== Input for this task

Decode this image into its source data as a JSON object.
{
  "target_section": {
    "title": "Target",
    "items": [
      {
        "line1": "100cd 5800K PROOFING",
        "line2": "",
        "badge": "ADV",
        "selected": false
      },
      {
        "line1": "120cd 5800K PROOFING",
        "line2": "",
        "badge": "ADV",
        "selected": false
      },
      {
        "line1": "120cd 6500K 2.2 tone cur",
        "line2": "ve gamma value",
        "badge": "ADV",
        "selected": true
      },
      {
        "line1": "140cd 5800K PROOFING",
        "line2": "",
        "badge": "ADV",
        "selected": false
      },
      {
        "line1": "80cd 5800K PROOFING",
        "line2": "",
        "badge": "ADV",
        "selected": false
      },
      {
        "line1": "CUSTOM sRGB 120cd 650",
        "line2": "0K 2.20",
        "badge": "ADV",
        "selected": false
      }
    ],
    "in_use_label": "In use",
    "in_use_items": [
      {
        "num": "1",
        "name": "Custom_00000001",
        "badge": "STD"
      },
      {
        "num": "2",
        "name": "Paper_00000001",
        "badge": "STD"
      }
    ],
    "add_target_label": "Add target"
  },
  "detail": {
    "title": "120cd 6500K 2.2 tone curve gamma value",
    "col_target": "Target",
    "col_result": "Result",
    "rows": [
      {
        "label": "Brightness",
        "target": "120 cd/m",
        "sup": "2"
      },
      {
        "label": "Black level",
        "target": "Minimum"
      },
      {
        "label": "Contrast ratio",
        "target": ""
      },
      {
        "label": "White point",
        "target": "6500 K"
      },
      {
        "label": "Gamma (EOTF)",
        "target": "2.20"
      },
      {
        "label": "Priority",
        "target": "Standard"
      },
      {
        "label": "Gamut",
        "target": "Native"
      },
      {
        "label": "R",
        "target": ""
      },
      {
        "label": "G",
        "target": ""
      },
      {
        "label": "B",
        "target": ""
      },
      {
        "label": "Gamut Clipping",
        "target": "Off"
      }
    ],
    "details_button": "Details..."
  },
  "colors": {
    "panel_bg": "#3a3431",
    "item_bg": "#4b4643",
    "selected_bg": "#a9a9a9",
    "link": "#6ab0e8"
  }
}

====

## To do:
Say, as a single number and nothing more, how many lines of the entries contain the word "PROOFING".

## Output for this task:
4